→ WORK INSTRUCTION:
When you write out the records, keep every word exact and drop the pictures.

→ TASK MATERIAL:
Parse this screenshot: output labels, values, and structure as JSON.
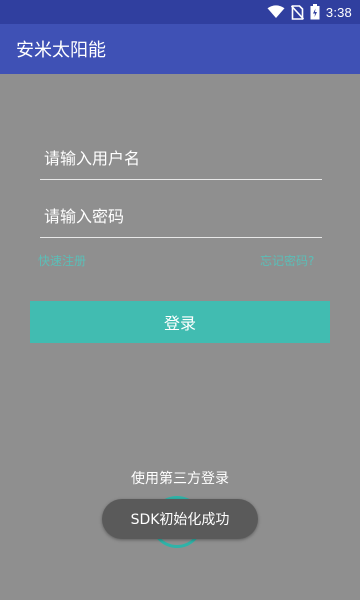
{
  "status_bar": {
    "time": "3:38",
    "icons": [
      "wifi-icon",
      "no-sim-icon",
      "battery-icon"
    ]
  },
  "app_bar": {
    "title": "安米太阳能"
  },
  "login_form": {
    "username_placeholder": "请输入用户名",
    "password_placeholder": "请输入密码",
    "register_link": "快速注册",
    "forgot_link": "忘记密码?",
    "login_button": "登录"
  },
  "third_party": {
    "label": "使用第三方登录"
  },
  "toast": {
    "message": "SDK初始化成功"
  },
  "colors": {
    "status_bar": "#303f9f",
    "app_bar": "#3f51b5",
    "accent": "#41bcb1",
    "background": "#8f8f8f"
  }
}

→ RESPONSE FOR THIS EXERCISE:
Parse this screenshot: output labels, values, and structure as JSON.
{
  "status_bar": {
    "time": "3:38",
    "icons": [
      "wifi-icon",
      "no-sim-icon",
      "battery-icon"
    ]
  },
  "app_bar": {
    "title": "安米太阳能"
  },
  "login_form": {
    "username_placeholder": "请输入用户名",
    "password_placeholder": "请输入密码",
    "register_link": "快速注册",
    "forgot_link": "忘记密码?",
    "login_button": "登录"
  },
  "third_party": {
    "label": "使用第三方登录"
  },
  "toast": {
    "message": "SDK初始化成功"
  },
  "colors": {
    "status_bar": "#303f9f",
    "app_bar": "#3f51b5",
    "accent": "#41bcb1",
    "background": "#8f8f8f"
  }
}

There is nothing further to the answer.